Amid a frustrating final race for SFR, the Rahals were looking toward Indy. (LAT photo)
So here we are again, fans. The biggest race in the world, and I'm going to be racing for the winner of the 1986 edition of the event – or as I call him, Dad.
There's actually a sense of relief in that, because a) I trust the team to be strong and have a competitive car; b) I have a ride at all; and c) there's now a stretch of three weeks where I can focus on cars, racing and not the whole worrying about the future beyond that. Don't get me wrong – I want to do the rest of the season, but it's been such a strange start to the year for me that it's good to be able to get back to what I do best: racing a car.
Long Beach was frustrating. Frustrating for myself, Sarah Fisher, the whole team and, I'd imagine, Dollar General. We weren't going to get it easy, we knew that when we signed up, but it quickly became obvious that we were going to struggle. After qualifying on Saturday, I sat on the pit wall with the team and said, “Look, without wishing to sound arrogant [I hate arrogant people] and without trashing anyone in the series, there's no way that here at Long Beach I should be the slowest guy in my qualifying group and 0.2sec behind Danica. No way. I'm driving as hard as I can but there's no speed.”

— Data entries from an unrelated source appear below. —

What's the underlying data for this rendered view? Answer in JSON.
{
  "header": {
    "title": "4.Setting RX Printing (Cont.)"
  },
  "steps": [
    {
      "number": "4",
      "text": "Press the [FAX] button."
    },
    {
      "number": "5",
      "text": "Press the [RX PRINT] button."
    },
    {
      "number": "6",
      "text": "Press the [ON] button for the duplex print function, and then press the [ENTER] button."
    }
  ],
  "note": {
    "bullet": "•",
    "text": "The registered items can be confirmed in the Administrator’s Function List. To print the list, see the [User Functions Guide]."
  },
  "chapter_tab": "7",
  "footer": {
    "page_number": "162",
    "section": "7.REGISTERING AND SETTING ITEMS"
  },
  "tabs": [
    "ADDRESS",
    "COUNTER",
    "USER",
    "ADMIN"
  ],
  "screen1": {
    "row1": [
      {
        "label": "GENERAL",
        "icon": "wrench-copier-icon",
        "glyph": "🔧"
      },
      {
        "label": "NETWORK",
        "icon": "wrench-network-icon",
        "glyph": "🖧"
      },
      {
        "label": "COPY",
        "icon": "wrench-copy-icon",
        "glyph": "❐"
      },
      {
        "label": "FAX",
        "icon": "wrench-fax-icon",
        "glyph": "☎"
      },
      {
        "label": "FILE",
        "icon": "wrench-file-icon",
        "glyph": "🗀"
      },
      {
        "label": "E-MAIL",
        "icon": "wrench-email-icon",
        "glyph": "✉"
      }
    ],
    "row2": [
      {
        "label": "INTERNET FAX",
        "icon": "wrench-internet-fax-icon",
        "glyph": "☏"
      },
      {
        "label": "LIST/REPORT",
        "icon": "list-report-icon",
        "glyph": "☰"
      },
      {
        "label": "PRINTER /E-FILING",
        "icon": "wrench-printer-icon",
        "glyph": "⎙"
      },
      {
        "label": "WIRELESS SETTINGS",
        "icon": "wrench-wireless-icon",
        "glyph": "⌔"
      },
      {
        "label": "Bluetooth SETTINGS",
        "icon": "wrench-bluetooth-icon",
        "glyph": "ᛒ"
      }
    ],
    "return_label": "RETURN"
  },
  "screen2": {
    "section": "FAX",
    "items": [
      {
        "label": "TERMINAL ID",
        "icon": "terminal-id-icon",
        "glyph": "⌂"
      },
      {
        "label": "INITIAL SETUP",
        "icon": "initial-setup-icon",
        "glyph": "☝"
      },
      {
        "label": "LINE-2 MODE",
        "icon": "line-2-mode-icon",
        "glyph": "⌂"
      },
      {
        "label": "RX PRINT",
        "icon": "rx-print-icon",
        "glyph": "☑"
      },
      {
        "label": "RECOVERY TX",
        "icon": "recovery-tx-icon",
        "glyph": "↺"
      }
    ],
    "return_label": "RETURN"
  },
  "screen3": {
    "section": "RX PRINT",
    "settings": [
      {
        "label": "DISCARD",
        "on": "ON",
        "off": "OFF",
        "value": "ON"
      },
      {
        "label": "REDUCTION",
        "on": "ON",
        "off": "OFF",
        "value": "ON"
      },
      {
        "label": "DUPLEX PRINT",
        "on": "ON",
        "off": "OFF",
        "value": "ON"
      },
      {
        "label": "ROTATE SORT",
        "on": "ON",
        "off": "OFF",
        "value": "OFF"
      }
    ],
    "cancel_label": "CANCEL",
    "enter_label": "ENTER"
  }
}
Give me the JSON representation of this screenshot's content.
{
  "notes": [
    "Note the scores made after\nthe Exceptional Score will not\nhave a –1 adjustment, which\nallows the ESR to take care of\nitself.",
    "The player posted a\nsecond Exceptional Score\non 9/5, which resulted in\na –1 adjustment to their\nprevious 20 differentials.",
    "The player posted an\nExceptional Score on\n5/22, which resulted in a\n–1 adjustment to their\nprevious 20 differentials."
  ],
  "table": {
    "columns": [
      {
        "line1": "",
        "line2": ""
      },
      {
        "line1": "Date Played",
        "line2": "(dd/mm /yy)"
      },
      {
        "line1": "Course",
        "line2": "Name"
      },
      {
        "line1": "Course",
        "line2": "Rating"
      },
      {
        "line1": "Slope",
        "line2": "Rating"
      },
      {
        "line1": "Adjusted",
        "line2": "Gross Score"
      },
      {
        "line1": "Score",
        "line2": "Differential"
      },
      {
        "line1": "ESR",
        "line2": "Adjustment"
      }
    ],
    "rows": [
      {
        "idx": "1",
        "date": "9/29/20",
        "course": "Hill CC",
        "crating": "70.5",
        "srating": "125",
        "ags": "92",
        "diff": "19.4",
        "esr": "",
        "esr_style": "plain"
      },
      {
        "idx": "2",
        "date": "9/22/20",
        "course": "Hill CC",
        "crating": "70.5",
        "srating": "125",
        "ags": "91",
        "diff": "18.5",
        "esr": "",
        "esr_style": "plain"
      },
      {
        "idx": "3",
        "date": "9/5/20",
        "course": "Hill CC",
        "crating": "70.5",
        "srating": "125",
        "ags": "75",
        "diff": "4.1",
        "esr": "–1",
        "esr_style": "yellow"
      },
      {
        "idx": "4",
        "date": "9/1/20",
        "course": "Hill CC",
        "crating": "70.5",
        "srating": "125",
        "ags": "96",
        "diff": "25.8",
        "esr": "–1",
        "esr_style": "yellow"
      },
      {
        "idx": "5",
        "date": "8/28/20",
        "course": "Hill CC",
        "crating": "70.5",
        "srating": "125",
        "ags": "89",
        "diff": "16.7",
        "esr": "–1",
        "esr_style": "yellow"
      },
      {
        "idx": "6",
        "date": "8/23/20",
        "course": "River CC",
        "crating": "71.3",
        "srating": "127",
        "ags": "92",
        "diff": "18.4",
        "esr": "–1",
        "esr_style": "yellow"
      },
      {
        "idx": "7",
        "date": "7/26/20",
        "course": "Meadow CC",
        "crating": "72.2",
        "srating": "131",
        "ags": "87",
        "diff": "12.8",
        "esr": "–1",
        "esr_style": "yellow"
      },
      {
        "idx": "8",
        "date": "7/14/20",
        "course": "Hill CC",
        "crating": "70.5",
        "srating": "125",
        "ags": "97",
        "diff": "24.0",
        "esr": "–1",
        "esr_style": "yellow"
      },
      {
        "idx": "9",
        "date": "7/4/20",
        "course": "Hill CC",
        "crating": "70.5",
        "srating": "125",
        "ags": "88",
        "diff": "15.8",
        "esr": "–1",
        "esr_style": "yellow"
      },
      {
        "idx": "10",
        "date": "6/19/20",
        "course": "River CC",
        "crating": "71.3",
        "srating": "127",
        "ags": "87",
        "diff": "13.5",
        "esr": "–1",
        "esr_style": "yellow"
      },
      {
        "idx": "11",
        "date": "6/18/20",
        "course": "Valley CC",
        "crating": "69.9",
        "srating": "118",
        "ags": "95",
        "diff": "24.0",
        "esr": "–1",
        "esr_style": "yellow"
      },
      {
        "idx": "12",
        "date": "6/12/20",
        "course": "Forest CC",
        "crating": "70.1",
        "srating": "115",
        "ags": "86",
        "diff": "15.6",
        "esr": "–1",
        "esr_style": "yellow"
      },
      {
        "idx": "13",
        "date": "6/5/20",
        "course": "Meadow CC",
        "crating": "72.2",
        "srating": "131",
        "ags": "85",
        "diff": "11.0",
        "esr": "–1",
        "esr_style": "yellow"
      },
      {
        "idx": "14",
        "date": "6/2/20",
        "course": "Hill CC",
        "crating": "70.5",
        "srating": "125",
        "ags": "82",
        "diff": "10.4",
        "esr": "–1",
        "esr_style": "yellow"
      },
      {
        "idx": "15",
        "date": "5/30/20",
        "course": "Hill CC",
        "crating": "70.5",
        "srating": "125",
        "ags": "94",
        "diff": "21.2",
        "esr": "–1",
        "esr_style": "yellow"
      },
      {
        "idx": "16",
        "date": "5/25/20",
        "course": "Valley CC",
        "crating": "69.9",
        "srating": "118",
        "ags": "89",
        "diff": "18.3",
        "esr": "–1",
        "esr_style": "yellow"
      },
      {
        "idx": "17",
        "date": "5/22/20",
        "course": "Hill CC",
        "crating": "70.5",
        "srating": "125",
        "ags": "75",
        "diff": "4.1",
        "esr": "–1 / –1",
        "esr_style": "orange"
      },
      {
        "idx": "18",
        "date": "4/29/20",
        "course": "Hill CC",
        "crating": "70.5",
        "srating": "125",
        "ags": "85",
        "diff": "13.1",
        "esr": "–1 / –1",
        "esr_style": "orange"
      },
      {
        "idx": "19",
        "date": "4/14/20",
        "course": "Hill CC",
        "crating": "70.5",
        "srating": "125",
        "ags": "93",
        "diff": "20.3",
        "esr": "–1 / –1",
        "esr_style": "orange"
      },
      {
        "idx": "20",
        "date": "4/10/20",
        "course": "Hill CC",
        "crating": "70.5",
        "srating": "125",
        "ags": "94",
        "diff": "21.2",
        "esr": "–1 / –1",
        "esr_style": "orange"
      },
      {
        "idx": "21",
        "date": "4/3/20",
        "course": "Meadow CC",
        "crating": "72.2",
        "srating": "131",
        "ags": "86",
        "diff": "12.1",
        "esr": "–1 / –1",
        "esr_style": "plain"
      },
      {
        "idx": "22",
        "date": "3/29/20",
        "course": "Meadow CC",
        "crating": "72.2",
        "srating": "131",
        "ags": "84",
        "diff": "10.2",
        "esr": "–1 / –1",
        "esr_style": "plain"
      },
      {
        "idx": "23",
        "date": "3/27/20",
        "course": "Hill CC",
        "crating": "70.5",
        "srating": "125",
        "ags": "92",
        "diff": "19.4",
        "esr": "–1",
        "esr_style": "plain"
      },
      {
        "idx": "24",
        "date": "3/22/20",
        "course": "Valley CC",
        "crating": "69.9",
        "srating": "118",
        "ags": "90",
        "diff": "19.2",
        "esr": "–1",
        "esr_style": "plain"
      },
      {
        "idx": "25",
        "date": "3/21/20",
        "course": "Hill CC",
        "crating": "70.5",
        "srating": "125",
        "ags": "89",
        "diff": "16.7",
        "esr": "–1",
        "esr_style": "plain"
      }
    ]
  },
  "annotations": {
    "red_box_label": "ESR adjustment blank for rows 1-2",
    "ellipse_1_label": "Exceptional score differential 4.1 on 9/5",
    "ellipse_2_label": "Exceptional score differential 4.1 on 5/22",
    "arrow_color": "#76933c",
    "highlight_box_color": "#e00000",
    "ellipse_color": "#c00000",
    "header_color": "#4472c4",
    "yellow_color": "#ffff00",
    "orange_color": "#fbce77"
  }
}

Even after the first session at St. Petersburg, I got out of the car and told Tom Brown, the race engineer, “I bet you this chassis is cracked. I've had that before, in Star Mazda, and it felt like this. No matter what we change it won't react.”
So when I see the chassis twist test measurement numbers in Long Beach, the other three SFR chassis were all within maybe five percent of each other in terms of stiffness, and this one was about 30-35 percent off. We showed the number to the Dallara guys and a red flag was flown by them. My hat goes off to them: they were very good about handling it, especially with a small team like Sarah's.
And then as you saw on race day, we got taken out by Mario Romancini near the end, and, if you watch the replay he wasn't even close to making that pass. So that just added to the frustration. That's the last thing that the team needed – more expense.
The other issue was that we caused the only yellow! What's been interesting about IndyCar this year is that there have been hardly any cautions, which has meant the drivers and teams near the back haven't really had the opportunities to roll the dice strategy wise. It actually is a credit to the quality of the driver lineup this year, but it's frustrating for those who want to take a chance – and annoying for the spectators, who were stuck with a pretty boring race at Long Beach.
And that was my last race. As any fans of mine will be acutely aware, I didn't race at Kansas and I don't have a deal with Newman/Haas Racing. Both are disappointing. On two occasions with Newman/Haas, we were at a contract stage and I felt I was…misled, to an extent. Both times it was a situation where we were told to send the contract over, and that it was virtually a done deal. But then nothing ever found its way back to my inbox. It's been the name of the game this year for me – a lot of promises but really no one following through. It's frustrating, and I don't want to go into detail about who I was dealing with. As for Newman/Haas, I think that potential deal is dead in the water. As of right now, I don't have anything for after Indy – and I mean, not even anything on offer, let alone something signed.
It's a crazy situation, isn't it? Ryan Hunter-Reay only has a deal up to Texas for now, JR Hildebrand hasn't been able to make his IndyCar debut yet – and he's the Firestone Indy Lights champion – and I have nothing beyond Indy.
I suppose that, because we at least knew – or guessed – in advance of Kansas that nothing was going to materialize, we were able to concentrate on Indy with Rahal Letterman Racing. Dad and I had talked about it for a long, long time, although we'd always been hoping for other deals. But once they didn't happen, we committed to each other, and maybe that was best.
Why? Because I truly believe we're in good shape for Indy. RLR has always had good cars there, a lot of the same group of guys who won it in 2004 with Buddy Rice are still there, and Scott Roembke is calling my race – and there's no one who knows more about racing at the Brickyard than him.
RLR still has road course cars, too, so if we can find the funding it would be great to continue on through the season. Dad and I feel we bring more value to sponsors as one unit and that's how we've approached them. But I suppose having nothing means we've got nothing to lose: It applies the pressure a bit, but the other side of the coin is that we can focus on Indy. We don't go into it thinking of championship points: we'll be racing entirely to win, and we'll hold nothing back.
Wish us luck.